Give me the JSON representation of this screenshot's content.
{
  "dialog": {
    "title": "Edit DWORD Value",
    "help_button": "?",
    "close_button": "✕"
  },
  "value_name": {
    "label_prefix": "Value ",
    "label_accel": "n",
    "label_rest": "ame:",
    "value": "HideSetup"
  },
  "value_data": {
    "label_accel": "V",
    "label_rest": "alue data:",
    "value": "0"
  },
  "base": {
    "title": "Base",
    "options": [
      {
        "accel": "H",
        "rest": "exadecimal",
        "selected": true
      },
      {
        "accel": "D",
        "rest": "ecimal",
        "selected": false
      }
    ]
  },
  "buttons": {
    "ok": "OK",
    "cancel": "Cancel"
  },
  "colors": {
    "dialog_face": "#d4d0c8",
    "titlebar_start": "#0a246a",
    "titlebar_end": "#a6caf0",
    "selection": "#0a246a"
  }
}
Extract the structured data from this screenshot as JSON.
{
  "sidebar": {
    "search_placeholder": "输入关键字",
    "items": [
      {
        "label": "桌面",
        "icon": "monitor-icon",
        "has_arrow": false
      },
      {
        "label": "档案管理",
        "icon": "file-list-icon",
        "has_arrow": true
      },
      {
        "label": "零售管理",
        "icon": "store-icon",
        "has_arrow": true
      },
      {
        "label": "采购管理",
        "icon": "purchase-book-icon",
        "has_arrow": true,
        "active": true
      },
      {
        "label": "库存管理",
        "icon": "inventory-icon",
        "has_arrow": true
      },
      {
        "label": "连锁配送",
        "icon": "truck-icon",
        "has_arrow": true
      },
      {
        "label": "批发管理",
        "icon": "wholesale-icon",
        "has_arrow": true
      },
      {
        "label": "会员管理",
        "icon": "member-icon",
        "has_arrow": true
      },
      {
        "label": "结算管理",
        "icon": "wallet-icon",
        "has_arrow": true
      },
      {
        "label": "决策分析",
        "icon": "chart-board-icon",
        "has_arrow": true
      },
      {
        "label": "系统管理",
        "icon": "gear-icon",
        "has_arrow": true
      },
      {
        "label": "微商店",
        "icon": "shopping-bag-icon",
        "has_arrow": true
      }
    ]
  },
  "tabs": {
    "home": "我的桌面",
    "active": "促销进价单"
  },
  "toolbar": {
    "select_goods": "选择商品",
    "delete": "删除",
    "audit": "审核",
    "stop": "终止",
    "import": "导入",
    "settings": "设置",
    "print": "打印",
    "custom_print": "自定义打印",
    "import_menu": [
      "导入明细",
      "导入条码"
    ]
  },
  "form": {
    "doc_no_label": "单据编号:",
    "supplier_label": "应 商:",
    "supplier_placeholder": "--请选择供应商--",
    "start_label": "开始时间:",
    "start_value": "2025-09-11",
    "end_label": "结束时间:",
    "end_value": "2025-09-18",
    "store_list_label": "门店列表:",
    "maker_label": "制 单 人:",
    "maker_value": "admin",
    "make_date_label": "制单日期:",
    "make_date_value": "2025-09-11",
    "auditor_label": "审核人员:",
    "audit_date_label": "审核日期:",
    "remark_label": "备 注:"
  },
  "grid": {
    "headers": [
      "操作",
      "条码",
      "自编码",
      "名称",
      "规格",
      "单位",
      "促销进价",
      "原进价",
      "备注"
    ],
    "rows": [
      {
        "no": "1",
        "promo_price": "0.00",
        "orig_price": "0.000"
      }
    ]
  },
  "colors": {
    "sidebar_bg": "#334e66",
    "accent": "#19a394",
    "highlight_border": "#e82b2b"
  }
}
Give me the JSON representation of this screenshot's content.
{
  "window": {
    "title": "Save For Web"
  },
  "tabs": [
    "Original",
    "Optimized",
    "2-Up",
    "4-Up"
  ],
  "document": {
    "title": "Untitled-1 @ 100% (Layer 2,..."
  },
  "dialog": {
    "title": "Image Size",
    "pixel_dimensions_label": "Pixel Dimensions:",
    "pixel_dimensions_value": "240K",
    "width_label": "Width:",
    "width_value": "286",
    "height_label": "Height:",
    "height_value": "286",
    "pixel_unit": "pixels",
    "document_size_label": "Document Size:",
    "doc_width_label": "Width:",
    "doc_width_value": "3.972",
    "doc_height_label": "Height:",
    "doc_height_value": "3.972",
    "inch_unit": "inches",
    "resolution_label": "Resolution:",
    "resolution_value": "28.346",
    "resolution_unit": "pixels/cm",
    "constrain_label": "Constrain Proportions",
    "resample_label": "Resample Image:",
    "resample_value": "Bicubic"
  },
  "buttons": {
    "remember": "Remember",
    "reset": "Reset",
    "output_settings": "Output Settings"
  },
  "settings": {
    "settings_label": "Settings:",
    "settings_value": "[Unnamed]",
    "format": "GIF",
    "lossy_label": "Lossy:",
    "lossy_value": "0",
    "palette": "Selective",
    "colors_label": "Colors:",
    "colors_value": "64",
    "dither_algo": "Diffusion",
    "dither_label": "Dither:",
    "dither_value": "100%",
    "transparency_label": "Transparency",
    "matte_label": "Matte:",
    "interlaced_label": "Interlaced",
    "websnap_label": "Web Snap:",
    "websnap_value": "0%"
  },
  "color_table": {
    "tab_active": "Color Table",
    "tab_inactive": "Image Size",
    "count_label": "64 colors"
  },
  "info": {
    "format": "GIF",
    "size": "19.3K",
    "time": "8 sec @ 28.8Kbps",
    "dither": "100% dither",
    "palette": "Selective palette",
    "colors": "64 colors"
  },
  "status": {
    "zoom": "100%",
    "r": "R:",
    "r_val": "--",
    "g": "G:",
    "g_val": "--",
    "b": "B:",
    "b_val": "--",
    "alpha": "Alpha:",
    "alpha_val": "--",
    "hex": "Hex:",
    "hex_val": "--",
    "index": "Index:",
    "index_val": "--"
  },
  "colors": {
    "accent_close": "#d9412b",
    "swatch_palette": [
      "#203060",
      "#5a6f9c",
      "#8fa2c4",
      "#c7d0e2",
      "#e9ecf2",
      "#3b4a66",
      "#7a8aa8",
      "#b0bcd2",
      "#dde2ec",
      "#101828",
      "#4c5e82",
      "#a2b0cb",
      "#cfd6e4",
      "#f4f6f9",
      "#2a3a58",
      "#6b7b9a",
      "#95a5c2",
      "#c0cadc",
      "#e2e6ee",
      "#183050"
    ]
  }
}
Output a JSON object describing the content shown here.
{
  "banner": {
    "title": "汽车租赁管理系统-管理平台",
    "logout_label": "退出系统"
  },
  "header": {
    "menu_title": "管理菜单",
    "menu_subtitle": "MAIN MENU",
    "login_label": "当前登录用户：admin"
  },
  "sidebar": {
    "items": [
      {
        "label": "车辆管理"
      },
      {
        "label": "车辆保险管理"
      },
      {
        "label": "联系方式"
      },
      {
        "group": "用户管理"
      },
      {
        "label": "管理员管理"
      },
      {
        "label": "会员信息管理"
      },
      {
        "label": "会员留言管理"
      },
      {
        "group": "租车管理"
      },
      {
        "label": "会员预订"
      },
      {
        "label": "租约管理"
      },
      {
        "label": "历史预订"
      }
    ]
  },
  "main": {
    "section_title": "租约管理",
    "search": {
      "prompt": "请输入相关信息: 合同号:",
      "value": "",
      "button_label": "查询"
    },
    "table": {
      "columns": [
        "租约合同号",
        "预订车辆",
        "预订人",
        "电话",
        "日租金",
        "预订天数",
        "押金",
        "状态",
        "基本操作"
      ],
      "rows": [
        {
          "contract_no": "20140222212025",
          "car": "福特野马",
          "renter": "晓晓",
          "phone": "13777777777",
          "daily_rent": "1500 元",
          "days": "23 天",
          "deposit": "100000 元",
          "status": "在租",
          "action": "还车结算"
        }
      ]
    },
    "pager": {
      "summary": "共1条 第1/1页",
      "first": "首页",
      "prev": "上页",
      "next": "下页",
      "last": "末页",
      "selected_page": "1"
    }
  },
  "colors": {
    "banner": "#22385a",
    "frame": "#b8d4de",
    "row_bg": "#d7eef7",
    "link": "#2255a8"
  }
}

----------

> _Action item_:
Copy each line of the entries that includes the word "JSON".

> _Output_:
Give me the JSON representation of this screenshot's content.
Extract the structured data from this screenshot as JSON.
Give me the JSON representation of this screenshot's content.
Output a JSON object describing the content shown here.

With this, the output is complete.